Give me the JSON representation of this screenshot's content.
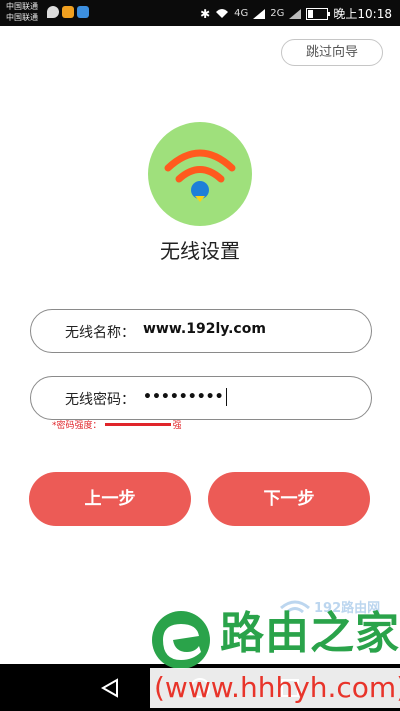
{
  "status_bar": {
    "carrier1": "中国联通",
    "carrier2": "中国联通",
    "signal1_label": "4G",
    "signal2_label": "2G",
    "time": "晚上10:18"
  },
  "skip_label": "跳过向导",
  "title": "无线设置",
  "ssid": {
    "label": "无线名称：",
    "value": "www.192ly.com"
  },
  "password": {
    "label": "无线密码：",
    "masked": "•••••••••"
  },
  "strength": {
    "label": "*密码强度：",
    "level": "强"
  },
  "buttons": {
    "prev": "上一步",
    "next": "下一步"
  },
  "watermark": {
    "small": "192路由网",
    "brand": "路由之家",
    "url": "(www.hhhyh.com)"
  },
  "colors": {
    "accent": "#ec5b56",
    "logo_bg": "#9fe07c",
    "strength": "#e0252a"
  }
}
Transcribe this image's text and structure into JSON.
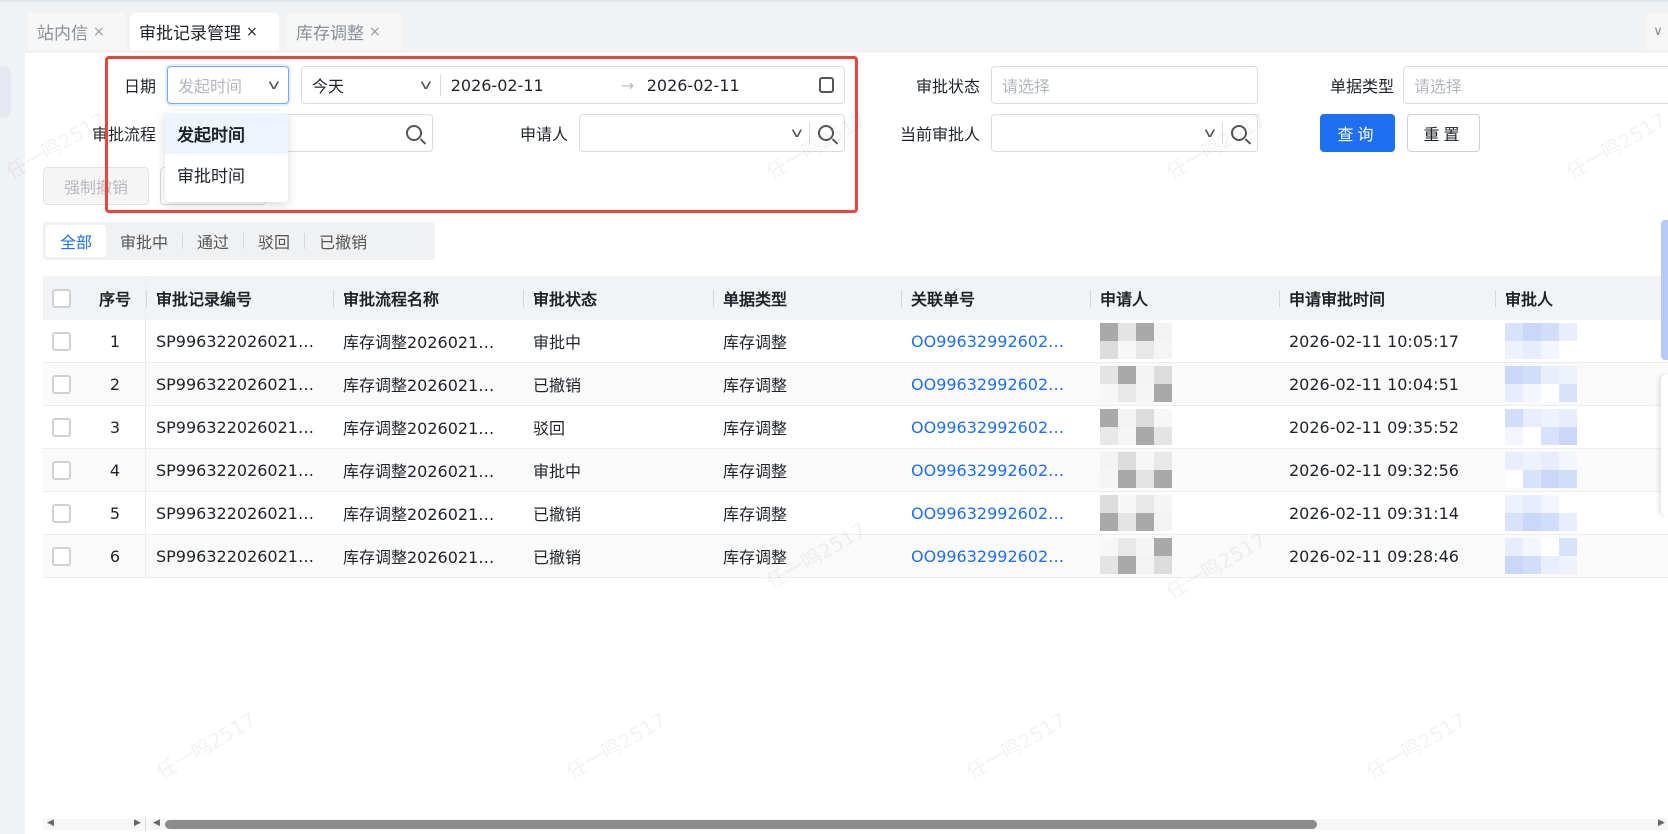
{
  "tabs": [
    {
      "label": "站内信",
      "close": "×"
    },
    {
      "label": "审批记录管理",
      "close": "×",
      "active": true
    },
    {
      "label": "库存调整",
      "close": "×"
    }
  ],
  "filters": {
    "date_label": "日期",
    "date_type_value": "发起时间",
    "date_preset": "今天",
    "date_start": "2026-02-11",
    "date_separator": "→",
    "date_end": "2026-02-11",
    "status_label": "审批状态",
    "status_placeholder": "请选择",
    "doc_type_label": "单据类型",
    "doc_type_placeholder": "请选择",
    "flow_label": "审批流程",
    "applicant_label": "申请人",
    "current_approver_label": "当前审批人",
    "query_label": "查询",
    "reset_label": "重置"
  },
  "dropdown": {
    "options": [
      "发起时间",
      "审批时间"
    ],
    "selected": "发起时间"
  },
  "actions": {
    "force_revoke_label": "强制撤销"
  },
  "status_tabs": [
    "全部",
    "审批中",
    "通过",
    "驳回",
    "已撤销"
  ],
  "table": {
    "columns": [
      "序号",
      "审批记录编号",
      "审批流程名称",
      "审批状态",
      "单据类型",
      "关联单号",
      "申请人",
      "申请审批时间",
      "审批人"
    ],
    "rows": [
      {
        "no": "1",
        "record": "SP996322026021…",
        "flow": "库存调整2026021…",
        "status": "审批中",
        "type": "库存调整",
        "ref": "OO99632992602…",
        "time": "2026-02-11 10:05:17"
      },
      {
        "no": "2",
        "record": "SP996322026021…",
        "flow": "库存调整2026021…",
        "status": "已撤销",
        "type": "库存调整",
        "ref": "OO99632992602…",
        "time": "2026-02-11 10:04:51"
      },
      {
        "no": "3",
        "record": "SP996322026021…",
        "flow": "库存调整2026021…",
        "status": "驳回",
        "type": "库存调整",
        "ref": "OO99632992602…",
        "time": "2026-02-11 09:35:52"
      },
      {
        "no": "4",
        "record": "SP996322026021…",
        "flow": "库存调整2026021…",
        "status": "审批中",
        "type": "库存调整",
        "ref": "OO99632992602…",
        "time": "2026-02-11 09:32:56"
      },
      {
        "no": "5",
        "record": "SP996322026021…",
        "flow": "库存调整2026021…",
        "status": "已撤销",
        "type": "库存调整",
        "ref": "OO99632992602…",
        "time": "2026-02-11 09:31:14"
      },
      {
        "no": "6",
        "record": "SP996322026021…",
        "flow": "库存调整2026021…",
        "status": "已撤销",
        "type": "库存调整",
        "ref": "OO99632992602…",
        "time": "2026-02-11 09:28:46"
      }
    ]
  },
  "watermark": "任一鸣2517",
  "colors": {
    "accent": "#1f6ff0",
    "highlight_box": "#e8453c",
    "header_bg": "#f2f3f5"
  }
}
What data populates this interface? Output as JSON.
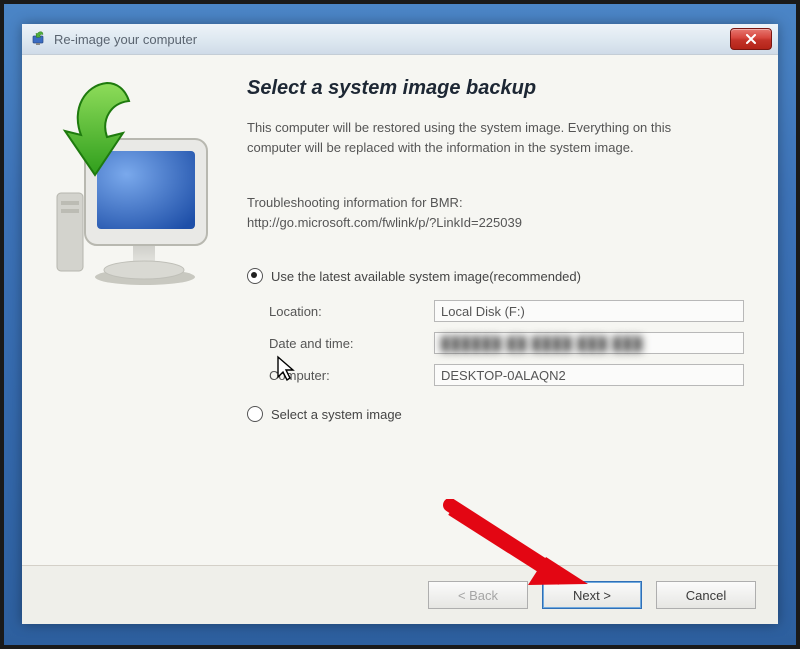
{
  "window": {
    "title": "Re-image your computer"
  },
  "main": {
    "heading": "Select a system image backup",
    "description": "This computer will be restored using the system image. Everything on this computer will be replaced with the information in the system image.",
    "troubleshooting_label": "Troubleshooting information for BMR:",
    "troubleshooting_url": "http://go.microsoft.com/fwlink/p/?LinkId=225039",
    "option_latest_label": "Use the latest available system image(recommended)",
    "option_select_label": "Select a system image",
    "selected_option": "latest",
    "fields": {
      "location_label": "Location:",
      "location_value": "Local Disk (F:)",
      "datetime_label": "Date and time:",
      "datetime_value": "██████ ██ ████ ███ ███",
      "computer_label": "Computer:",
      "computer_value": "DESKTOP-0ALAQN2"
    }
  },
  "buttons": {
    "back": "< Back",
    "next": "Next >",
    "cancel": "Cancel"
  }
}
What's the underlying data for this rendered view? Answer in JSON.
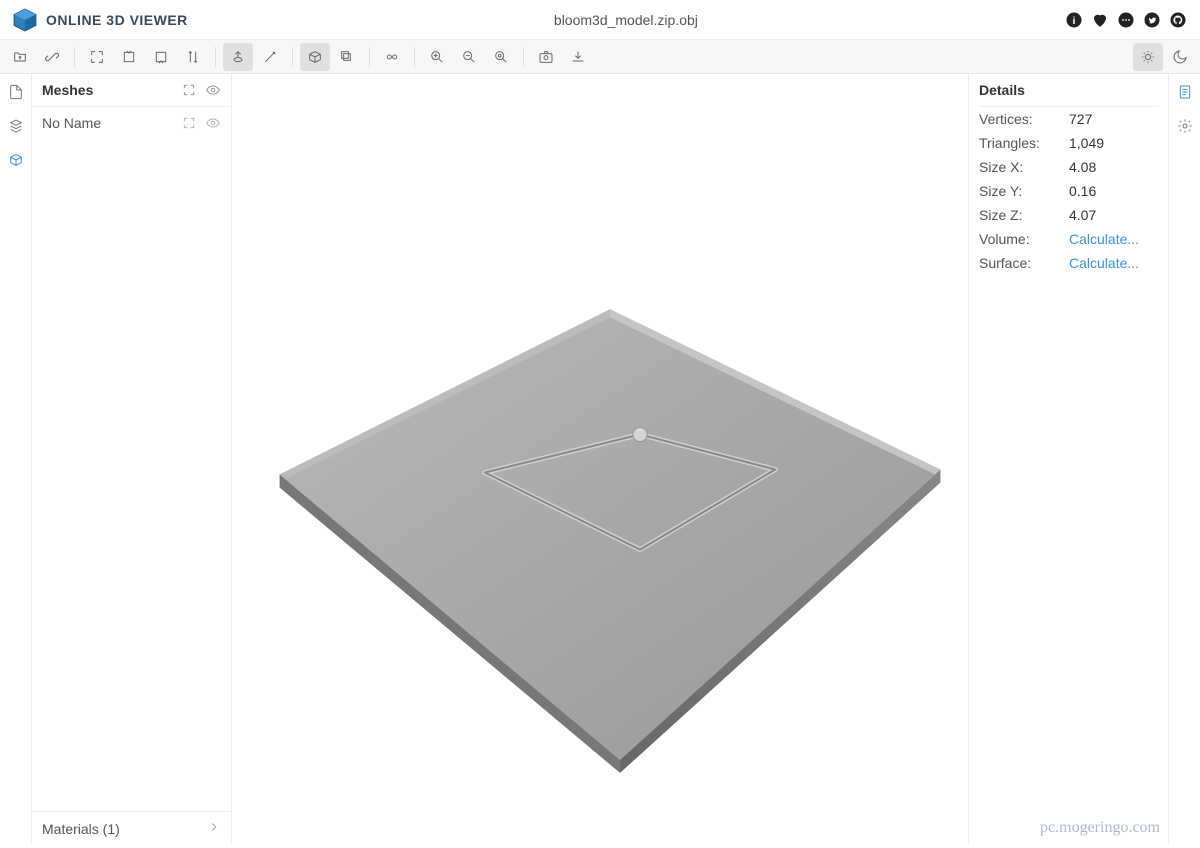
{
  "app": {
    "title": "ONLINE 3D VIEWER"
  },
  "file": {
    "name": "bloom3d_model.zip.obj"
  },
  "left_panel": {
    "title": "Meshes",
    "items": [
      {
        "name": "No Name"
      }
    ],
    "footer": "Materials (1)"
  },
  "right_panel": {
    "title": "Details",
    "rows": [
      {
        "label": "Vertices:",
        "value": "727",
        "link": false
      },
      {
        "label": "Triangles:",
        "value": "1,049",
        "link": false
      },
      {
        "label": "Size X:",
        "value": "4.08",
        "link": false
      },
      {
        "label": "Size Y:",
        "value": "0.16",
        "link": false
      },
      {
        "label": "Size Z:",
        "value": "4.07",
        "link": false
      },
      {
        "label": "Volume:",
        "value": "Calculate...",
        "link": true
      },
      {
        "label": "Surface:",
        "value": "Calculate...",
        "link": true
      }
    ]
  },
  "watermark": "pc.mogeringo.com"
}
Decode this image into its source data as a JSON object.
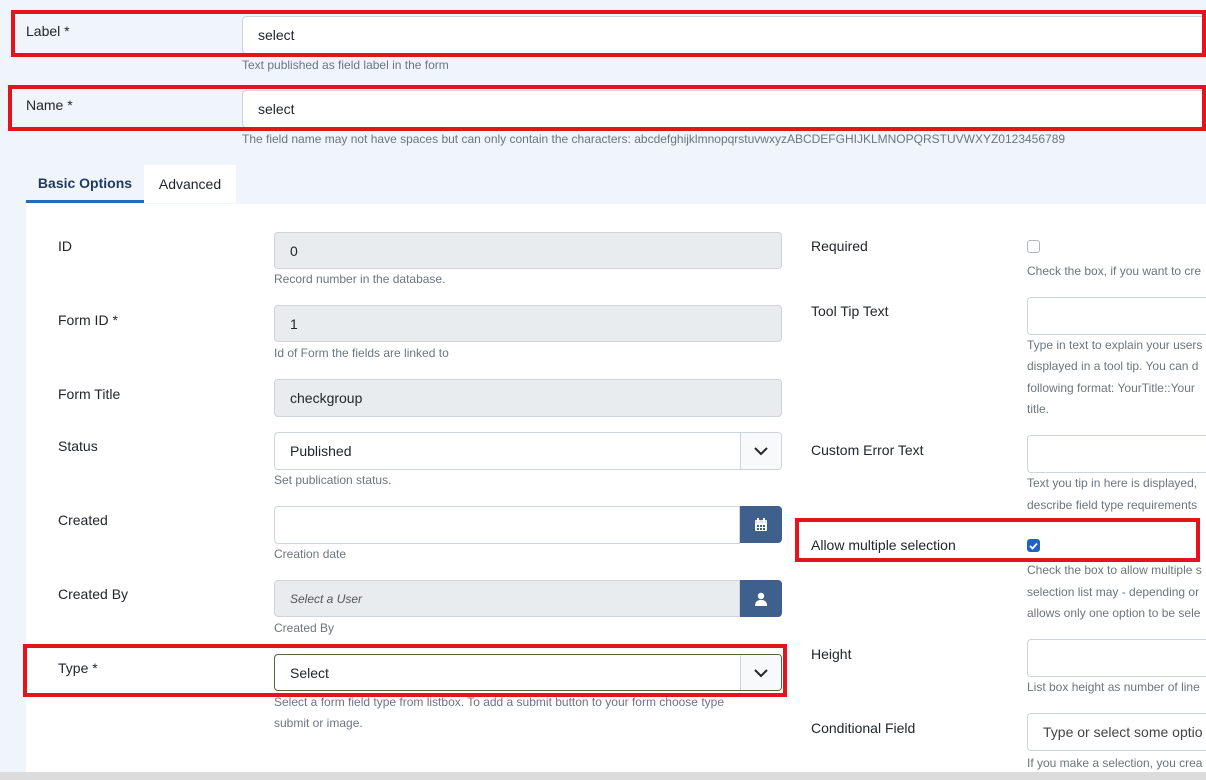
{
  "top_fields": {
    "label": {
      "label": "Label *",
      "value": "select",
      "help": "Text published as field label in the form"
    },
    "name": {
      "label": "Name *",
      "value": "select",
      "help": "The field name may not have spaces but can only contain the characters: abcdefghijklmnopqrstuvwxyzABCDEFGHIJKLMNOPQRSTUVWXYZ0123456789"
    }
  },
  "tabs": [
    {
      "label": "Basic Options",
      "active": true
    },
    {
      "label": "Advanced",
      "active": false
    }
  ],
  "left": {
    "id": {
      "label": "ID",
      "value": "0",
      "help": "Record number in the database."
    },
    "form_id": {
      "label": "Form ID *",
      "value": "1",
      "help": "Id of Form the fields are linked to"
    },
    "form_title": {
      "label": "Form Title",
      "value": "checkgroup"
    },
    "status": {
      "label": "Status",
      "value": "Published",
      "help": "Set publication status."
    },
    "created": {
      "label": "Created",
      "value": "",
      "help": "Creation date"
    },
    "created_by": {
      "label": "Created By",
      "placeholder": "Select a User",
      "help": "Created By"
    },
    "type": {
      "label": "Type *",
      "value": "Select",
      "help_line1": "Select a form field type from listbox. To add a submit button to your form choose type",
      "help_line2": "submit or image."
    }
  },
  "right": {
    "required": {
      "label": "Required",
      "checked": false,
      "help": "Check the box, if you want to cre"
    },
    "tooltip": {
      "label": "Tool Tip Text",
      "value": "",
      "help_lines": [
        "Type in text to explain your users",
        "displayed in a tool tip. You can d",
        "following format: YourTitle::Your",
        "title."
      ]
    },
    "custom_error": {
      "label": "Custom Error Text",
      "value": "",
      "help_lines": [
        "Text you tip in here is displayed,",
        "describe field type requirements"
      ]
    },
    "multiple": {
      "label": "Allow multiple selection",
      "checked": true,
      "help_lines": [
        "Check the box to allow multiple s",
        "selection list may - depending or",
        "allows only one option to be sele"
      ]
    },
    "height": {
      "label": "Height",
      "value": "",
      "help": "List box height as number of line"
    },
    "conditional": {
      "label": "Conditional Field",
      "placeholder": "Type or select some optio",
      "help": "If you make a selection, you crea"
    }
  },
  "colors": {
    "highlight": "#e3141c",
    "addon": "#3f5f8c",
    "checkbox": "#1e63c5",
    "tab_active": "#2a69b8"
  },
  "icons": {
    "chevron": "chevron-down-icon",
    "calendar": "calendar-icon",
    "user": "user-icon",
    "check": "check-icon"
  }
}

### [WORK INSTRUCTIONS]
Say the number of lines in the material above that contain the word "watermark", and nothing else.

### [ANSWER SPACE]
3